Fluck applied his analytical skills to the problem and realized he had to upgrade his repertoire and bide his time until the tech outlook improved improved. His survey of the job market convinced him that he should learn Ruby on Rails, the hottest language in the industry. (InfoWorld's Peter Wayner has surveyed Ruby and the other six ascendant programming languages. He's also surveyed which scripting languages are worth investing in.) Rather than returning to school, he founded his own company and developed a website called Footbalistic crammed with soccer statistics for the rabid fan. It was hardly a coincidence that its architecture is based on Ruby.

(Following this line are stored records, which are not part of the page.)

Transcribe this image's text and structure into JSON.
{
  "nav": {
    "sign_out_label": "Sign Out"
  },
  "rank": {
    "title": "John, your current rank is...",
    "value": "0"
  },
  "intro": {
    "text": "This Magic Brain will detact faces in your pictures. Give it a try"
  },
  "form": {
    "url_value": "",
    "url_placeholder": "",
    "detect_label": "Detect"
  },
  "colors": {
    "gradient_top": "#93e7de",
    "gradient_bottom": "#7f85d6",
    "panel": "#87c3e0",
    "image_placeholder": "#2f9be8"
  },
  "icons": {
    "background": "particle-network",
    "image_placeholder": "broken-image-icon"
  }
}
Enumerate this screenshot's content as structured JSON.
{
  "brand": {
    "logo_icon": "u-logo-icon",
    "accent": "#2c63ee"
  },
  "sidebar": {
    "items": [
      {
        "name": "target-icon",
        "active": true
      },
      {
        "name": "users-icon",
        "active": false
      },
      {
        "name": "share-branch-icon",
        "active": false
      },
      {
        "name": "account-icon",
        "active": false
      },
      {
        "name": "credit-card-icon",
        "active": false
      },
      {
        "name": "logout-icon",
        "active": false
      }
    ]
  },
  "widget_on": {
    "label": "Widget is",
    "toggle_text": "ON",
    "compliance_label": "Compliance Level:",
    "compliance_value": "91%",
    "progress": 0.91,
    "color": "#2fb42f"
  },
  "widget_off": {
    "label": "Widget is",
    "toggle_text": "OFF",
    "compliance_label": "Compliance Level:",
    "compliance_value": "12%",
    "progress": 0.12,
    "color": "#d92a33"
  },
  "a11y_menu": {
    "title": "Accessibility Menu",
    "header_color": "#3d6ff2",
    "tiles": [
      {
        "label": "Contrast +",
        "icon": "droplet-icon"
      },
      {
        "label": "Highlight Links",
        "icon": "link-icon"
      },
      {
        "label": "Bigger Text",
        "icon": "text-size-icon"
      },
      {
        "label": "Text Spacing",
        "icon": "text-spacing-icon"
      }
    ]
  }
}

Footbalistic failed, but not before Fluck had mastered Ruby on Rails and gained more than two years of demonstrable experiencing using it. By last spring, he was ready to attack the job market again. He posted his résumé on a Monday evening and by 7:30 a.m. the next morning had gotten at least 20 calls, some from recruiters with leads to multiple positions. "If I hadn't taken down my résumé, I would have had to hire a secretary," he jokes. Before long, he had a trio of actual offers, then a new job.
How strong is the tech jobs boom? Right now, the market for men and women in high-tech looks very strong. "It feels a lot like the late '90s," says Axel Kratell, who had little trouble landing a job as a product manager at Kaazing, a company developing applications of the HTML5 WebSocket protocol, after a stint with Cisco Systems.
Talk to anybody in tech and you'll hear analogies to the dot-com boom. A lot has changed since then, but today's job market is nearly as hot.
One way to gauge the growth is to look at job listings on Dice, one of the oldest and likely the largest techie job board in the country. At the beginning of 2010, there were 48,571 listing for tech jobs, including contract and part-time positions. That total has climbed steadily every month. At the beginning of October 2011, Dice listed 83,567 openings, an increase of 72% over January 2010, and 18% higher than October 2010.
Dice is admittedly an imperfect barometer of the job market. According to the U.S. Bureau of Labor Statistics, there were just under 3.3 million people working in IT-related technology jobs in the United States as of May 2010. But because the bureau has been hurt by budget cuts, it will not publish more current statistics until well into 2012.